What lines in the entries hold the string "image"? List them.

*** Opening Material for the task ***

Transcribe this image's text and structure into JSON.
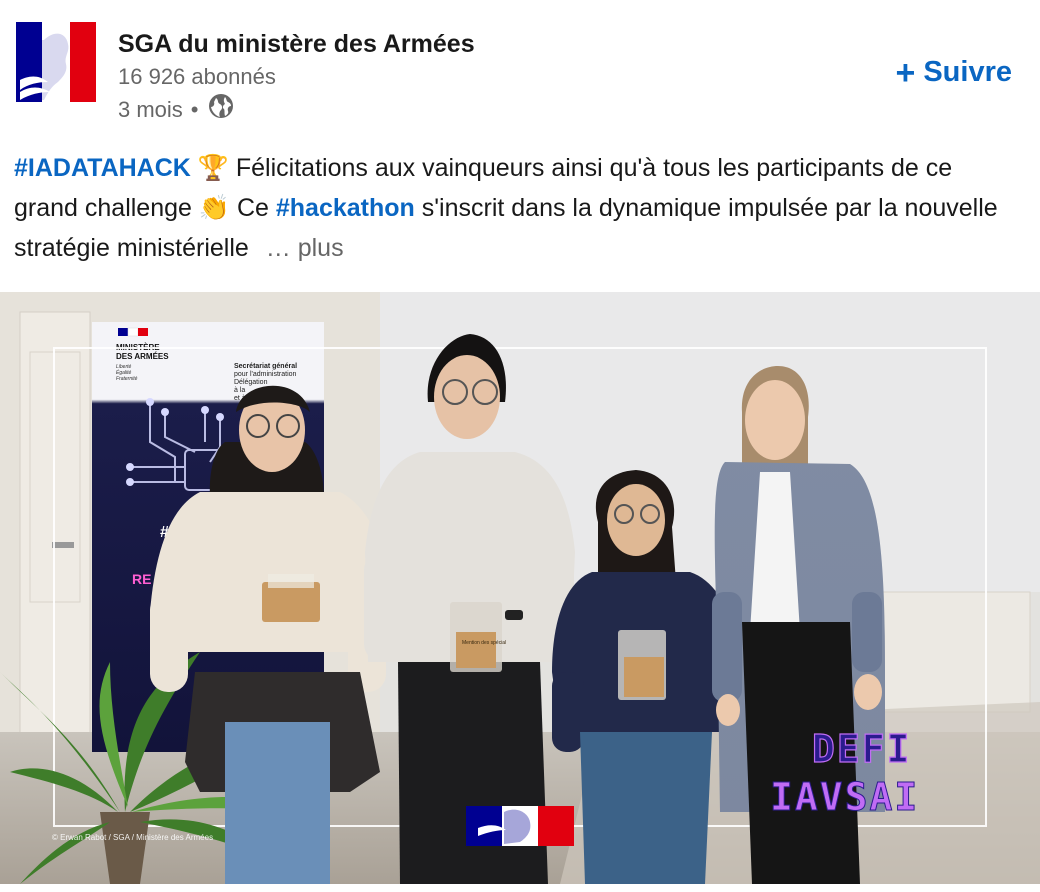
{
  "author": {
    "name": "SGA du ministère des Armées",
    "followers": "16 926 abonnés",
    "time": "3 mois",
    "separator": "•"
  },
  "follow": {
    "icon": "plus-icon",
    "label": "Suivre"
  },
  "post": {
    "hashtag1": "#IADATAHACK",
    "emoji1": "🏆",
    "segment1": " Félicitations aux vainqueurs ainsi qu'à tous les participants de ce grand challenge ",
    "emoji2": "👏",
    "segment2": " Ce ",
    "hashtag2": "#hackathon",
    "segment3": " s'inscrit dans la dynamique impulsée par la nouvelle stratégie ministérielle ",
    "more": "… plus"
  },
  "image": {
    "banner_lines": [
      "MINISTÈRE",
      "DES ARMÉES"
    ],
    "banner_motto": [
      "Liberté",
      "Égalité",
      "Fraternité"
    ],
    "banner_right": [
      "Secrétariat général",
      "pour l'administration",
      "Délégation",
      "à la",
      "et à la"
    ],
    "banner_fragments": [
      "#",
      "RE"
    ],
    "award_label": "Mention des spécial",
    "defi_line1": "DEFI",
    "defi_line2": "IAVSAI",
    "credit": "© Erwan Rabot / SGA / Ministère des Armées"
  },
  "colors": {
    "link": "#0a66c2",
    "text": "#191919",
    "muted": "#666666",
    "marianne_blue": "#000091",
    "marianne_red": "#e1000f",
    "defi_text": "#2b1b8e",
    "defi_glow": "#c06cf5"
  }
}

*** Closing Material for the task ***

The answer ::
Transcribe this image's text and structure into JSON.
  "image": {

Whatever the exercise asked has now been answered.